A Common Vision for Finance

May 8, 2019

Mundipharma CFO Arnaud Breakout talks about how he has seen the CFO role evolve over his 20-plus years in the life sciences industry.

Arnaud Breabout joined Mundipharma (Cambridge, UK) as CFO in October 2018, after 16 years with GlaxoSmithKline (GSK), where his roles included VP & CFO of Global Functions and Investments, VP & CFO GSK Pharma Pipeline, and VP Finance and CFO of GSK Biopharmaceuticals. Prior to that, he served as European Business Planning Director Procter & Gamble, and in Audit Manager positions at Bristol-Myers Squibb and PwC.

Pharm Exec caught up with Breabout to talk about what prompted his move to Mundipharma, a global network of independent associated companies operating in over 120 countries with more than 8500 people, and about how he has seen the CFO role evolve over his 20-plus years in the life sciences industry.

Pharm Exec: What prompted to the move to Mundipharma after your long tenure at GSK?

Arnaud Breabout: Mundipharma is a very entrepreneurial company. It’s got a history of growth and agility and that’s exactly what attracted me to the company.

I was extremely fortunate at GSK to have had a wide range of finance roles across commercial, R&D and manufacturing before  moving to the corporate centre as CFO of Global Functions and Investments. I really got my teeth into all aspects of the business.

But operating in an organization of GSK’s size can limit one’s ability as a leader to impact the business in a direct and immediate way. I relish the opportunity that my role at MundiPharma gives me to define and lead the finance agenda across the complete organization and not just influence pieces of it.

A CFO report by McKinsey characterized four CFO profiles: the finance expert, the generalist, the performance leader, and the growth champion. How does your role at reflect one or more (or all) of these?

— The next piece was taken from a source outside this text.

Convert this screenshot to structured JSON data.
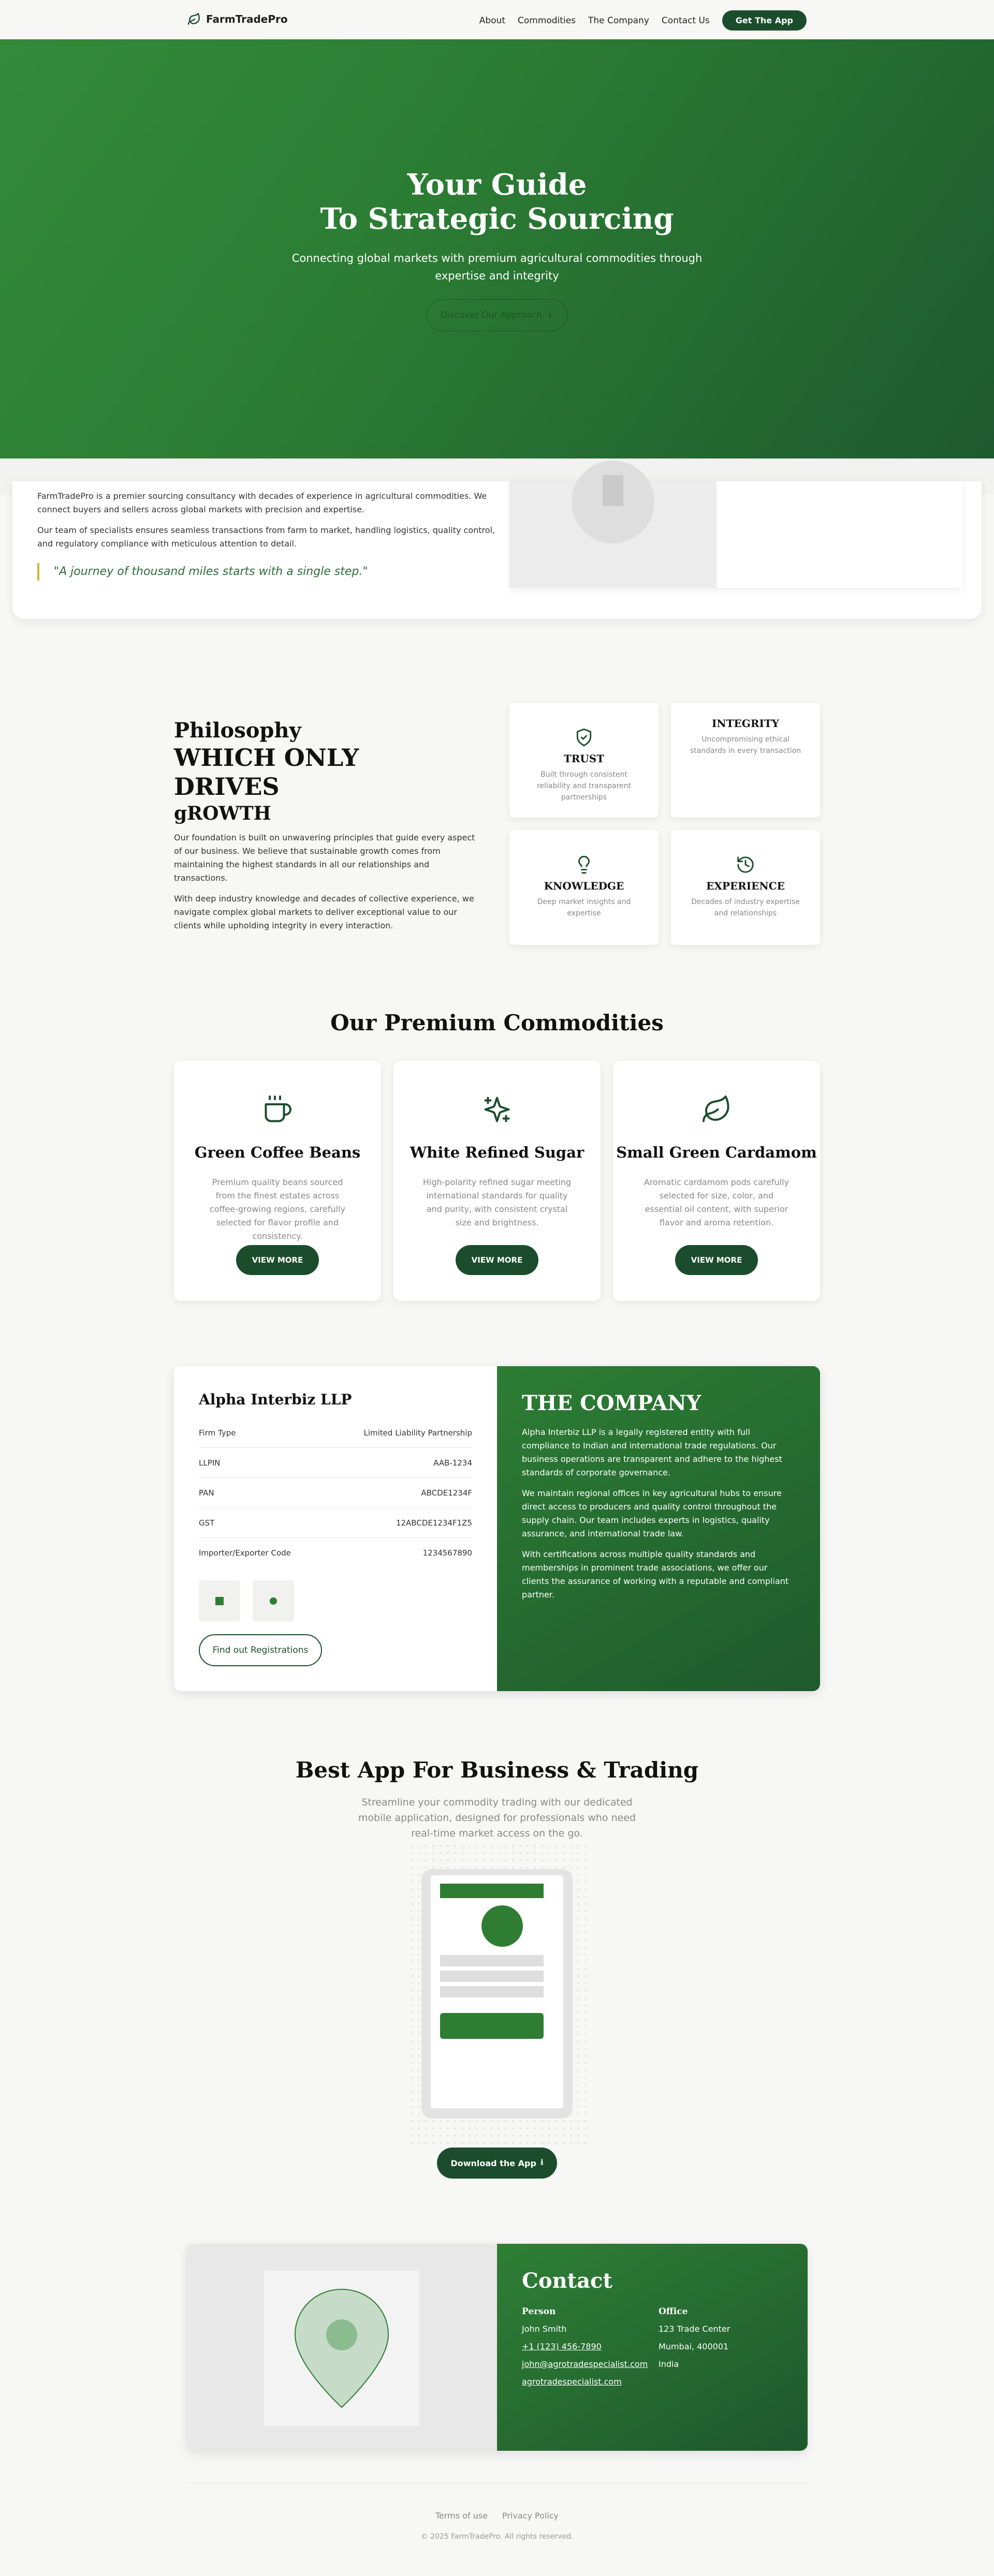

I probably play in all of those quadrants to a certain extent. I would define myself as a hybrid, a rather ambidextrous CFO, who combines Big Pharma capabilities with an entrepreneurial spirit. I have a talent for building the strong processes and systems necessary for any Finance function to work with efficiency and at scale, but everything I do is always undertaken with the intention of finding and turbocharging the grow engines of any business.

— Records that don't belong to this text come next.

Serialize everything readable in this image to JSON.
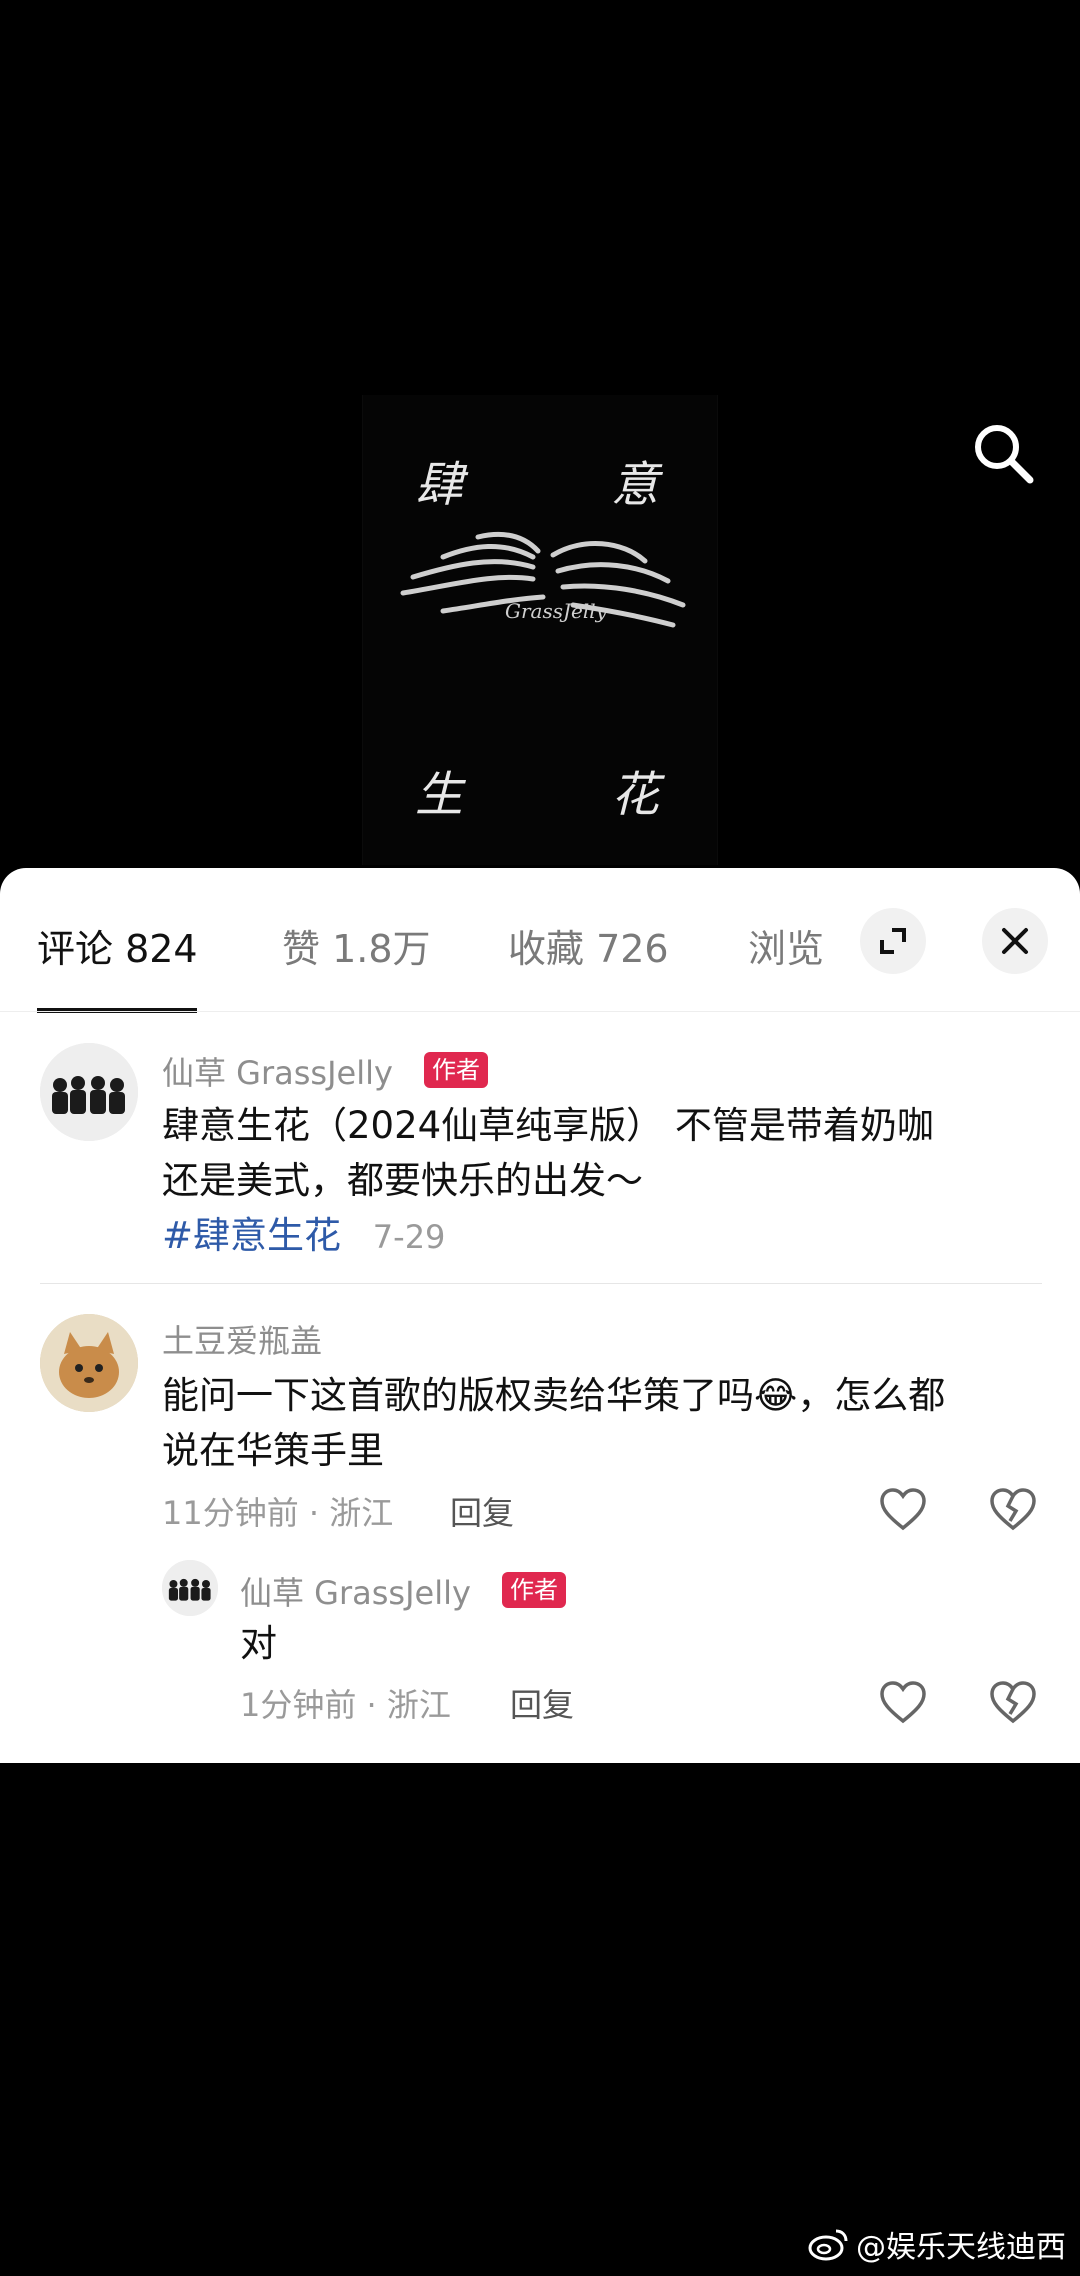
{
  "cover": {
    "chars": [
      "肆",
      "意",
      "生",
      "花"
    ],
    "logo_text": "GrassJelly"
  },
  "tabs": [
    {
      "label": "评论 824"
    },
    {
      "label": "赞 1.8万"
    },
    {
      "label": "收藏 726"
    },
    {
      "label": "浏览"
    }
  ],
  "post": {
    "author": "仙草 GrassJelly",
    "badge": "作者",
    "text_line1": "肆意生花（2024仙草纯享版） 不管是带着奶咖",
    "text_line2": "还是美式，都要快乐的出发～",
    "hashtag": "#肆意生花",
    "date": "7-29"
  },
  "comment": {
    "author": "土豆爱瓶盖",
    "text_line1": "能问一下这首歌的版权卖给华策了吗",
    "emoji": "😂",
    "text_line1_tail": "，怎么都",
    "text_line2": "说在华策手里",
    "time_location": "11分钟前 · 浙江",
    "reply_label": "回复"
  },
  "reply": {
    "author": "仙草 GrassJelly",
    "badge": "作者",
    "text": "对",
    "time_location": "1分钟前 · 浙江",
    "reply_label": "回复"
  },
  "watermark": {
    "text": "@娱乐天线迪西"
  }
}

What were your priorities upon joining Mundipharma as CFO?

Mundipharma is a network of independent associated companies and every company has historically had their own CFO and finance group.

The real opportunity now is to establish a common central vision for Finance and create a shared and robust financial architecture that delivers value and drives strategic performance by being a source of insight as well as information to the key decision makers in the business. That’s what Finance being a true partner to the business boils down to for me.

We’ve made phenomenal progress towards that goal in a short space of time. Much of the credit for this goes to the clear mandate for change I was given and to the talent, energy and goodwill I have been afforded by my new finance colleagues across the network. Their contribution epitomizes a ‘can do’ attitude which has made our journey fast but really enjoyable too. 

I am ambitious for what Finance can bring to MundiPharma. That starts with putting into place the right systems, enabling processes and the right finance architecture to support that vision. I’m very focused on the fact that finance is perceived as a driver of the strategy and delivers value to the business. A key part of that involves developing internal talent and bringing in talent from the outside.

How would you say the role of life sciences CFO has changed during your time in the industry?

When I started in life sciences 20 odd years ago, in common with many industries, Finance and its leaders were typically treated as an accounting function. Today, CFOs play a significant role informing the business strategy and really driving all aspects of decision making, from pipeline investment to the commercial choices that need to be made around the organization.

The second big change is around how technology and IT agenda has expanded the remit of Finance and CFOs. The digital, data and analytics revolution and its impact on finance architecture has driven an agile and nimble mindset throughout finance, very much balancing the various roles and functions from stewardship and governance to planning and controlling, but also partnering and building on the technology agenda.

The third key change is around people and talent. In a fast-evolving world, both from a pharma market and a technological perspective, talent (finding it, growing it  and keeping it) is now central to the CFO agenda.  To adapt and win, we need a blend of people and leaders, often with very different profiles from the typical finance recruiting pools of the past.